On 7 November at The Amphitheatre, Johannesburg, South Africa, Australia’s [[Joe Goddard]] knocked out [[Denver Ed Smith]] inside four rounds of a scheduled 20. Billed for the South African open title, with some reports mistakenly giving it world championship status, it was nothing of the kind and Goddard, despite regularly challenging the world, was unable to build on that performance.  
  
 
[[Category: 1896 Title Contests]]
 
[[Category: 1896 Title Contests]]
 
[[Category: Heavyweight Division]]
 
[[Category: Heavyweight Division]]

Revision as of 10:34, 8 March 2012

1896-02-21 Bob Fitzsimmons w co 1 (finish) Peter Maher, Nr Langtry, Texas, USA. Referee: George Siler. This one took place near Langtry, opposite El Paso across the Rio Grande River. The first proper fight intended to be filmed, once Fitzsimmons (165) knew he was not in on the deal he knocked Maher (180) out in 95 seconds, the finishing blow being a short right to the jaw. Having stepped inside Maher’s swinging right to deliver the kayo Fitzsimmons was made up when he found that the Kinetoscope operators had been unable to set the machine up in time to film any of the action whatsoever.

A lot of people still thought a champion should lose his title in the ring and with the public refusing to fully recognise Fitzsimmons after his defeat of Maher, Corbett eventually regained his taste for boxing and was matched to meet Tom Sharkey over four rounds at the Mechanics’ Pavilion, San Francisco, California on 24 June. Not at his best, Corbett had a tough time controlling the rushing tactics of Sharkey and was in a bad way after being twice bundled to the floor before being rescued by a police intervention. The decision to stop matters in the final session was taken by the authority when it was felt that the contest had turned into a brawl and was inciting the crowd.

Although he had come close to being beaten Corbett agreed to give Sharkey a return with the title at stake, but after protracted negotiations with nothing signed it was announced on 13 September that the champion had signed articles to meet Fitzsimmons prior to 1 March 1897.

Meantime, Fitzsimmons was matched to fight Sharkey in a warm-up.

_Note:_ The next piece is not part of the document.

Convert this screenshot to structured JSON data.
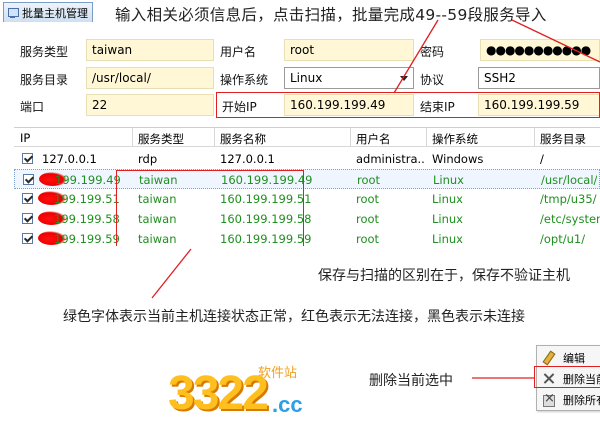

On 7 November at The Amphitheatre, Johannesburg, South Africa, Australia’s Joe Goddard knocked out Denver Ed Smith inside four rounds of a scheduled 20. Billed for the South African open title, with some reports mistakenly giving it world championship status, it was nothing of the kind and Goddard, despite regularly challenging the world, was unable to build on that performance.